Task to complete
Every entry is to be restated exactly; pictures are not part of the copy.
============
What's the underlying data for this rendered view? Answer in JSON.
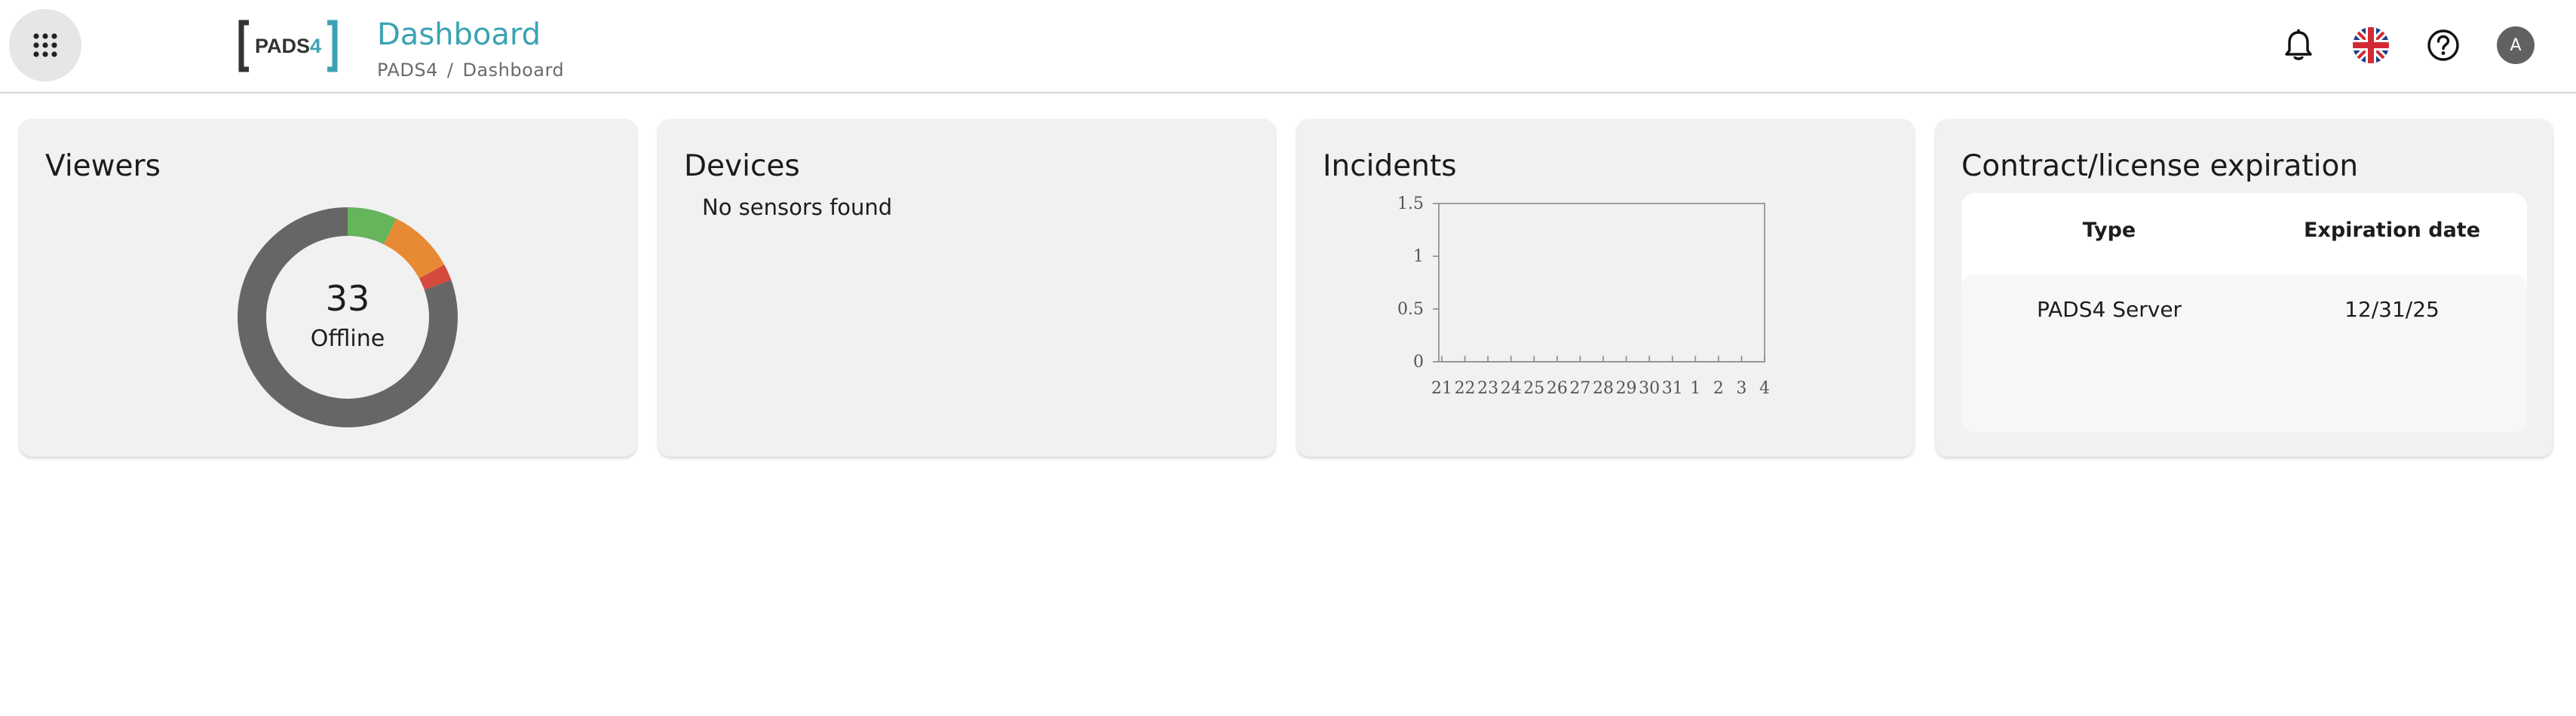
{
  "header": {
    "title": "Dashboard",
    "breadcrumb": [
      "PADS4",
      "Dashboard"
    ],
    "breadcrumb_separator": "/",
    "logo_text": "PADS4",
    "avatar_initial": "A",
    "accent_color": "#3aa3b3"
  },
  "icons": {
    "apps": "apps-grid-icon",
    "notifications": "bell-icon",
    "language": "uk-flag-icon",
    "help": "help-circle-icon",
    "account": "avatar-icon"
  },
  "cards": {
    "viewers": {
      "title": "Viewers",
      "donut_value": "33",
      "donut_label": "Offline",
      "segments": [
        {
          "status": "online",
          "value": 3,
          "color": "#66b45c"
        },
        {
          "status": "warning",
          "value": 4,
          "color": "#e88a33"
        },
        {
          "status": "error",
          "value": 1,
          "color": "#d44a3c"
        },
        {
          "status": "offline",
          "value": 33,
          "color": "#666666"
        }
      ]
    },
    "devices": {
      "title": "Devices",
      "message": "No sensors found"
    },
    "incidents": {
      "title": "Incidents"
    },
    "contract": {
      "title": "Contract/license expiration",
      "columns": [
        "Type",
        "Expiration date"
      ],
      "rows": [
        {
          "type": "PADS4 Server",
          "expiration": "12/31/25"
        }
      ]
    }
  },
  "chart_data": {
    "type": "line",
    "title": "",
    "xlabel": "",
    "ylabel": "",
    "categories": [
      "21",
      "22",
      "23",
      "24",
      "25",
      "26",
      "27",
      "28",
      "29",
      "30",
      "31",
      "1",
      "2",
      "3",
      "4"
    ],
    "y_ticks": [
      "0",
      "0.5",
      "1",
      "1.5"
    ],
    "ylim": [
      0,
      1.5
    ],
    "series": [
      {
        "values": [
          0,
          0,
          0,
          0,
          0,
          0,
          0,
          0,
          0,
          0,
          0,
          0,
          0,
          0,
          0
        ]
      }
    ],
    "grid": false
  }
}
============
Your response
What's the underlying data for this rendered view? Answer in JSON.
{
  "header": {
    "title": "Dashboard",
    "breadcrumb": [
      "PADS4",
      "Dashboard"
    ],
    "breadcrumb_separator": "/",
    "logo_text": "PADS4",
    "avatar_initial": "A",
    "accent_color": "#3aa3b3"
  },
  "icons": {
    "apps": "apps-grid-icon",
    "notifications": "bell-icon",
    "language": "uk-flag-icon",
    "help": "help-circle-icon",
    "account": "avatar-icon"
  },
  "cards": {
    "viewers": {
      "title": "Viewers",
      "donut_value": "33",
      "donut_label": "Offline",
      "segments": [
        {
          "status": "online",
          "value": 3,
          "color": "#66b45c"
        },
        {
          "status": "warning",
          "value": 4,
          "color": "#e88a33"
        },
        {
          "status": "error",
          "value": 1,
          "color": "#d44a3c"
        },
        {
          "status": "offline",
          "value": 33,
          "color": "#666666"
        }
      ]
    },
    "devices": {
      "title": "Devices",
      "message": "No sensors found"
    },
    "incidents": {
      "title": "Incidents"
    },
    "contract": {
      "title": "Contract/license expiration",
      "columns": [
        "Type",
        "Expiration date"
      ],
      "rows": [
        {
          "type": "PADS4 Server",
          "expiration": "12/31/25"
        }
      ]
    }
  },
  "chart_data": {
    "type": "line",
    "title": "",
    "xlabel": "",
    "ylabel": "",
    "categories": [
      "21",
      "22",
      "23",
      "24",
      "25",
      "26",
      "27",
      "28",
      "29",
      "30",
      "31",
      "1",
      "2",
      "3",
      "4"
    ],
    "y_ticks": [
      "0",
      "0.5",
      "1",
      "1.5"
    ],
    "ylim": [
      0,
      1.5
    ],
    "series": [
      {
        "values": [
          0,
          0,
          0,
          0,
          0,
          0,
          0,
          0,
          0,
          0,
          0,
          0,
          0,
          0,
          0
        ]
      }
    ],
    "grid": false
  }
}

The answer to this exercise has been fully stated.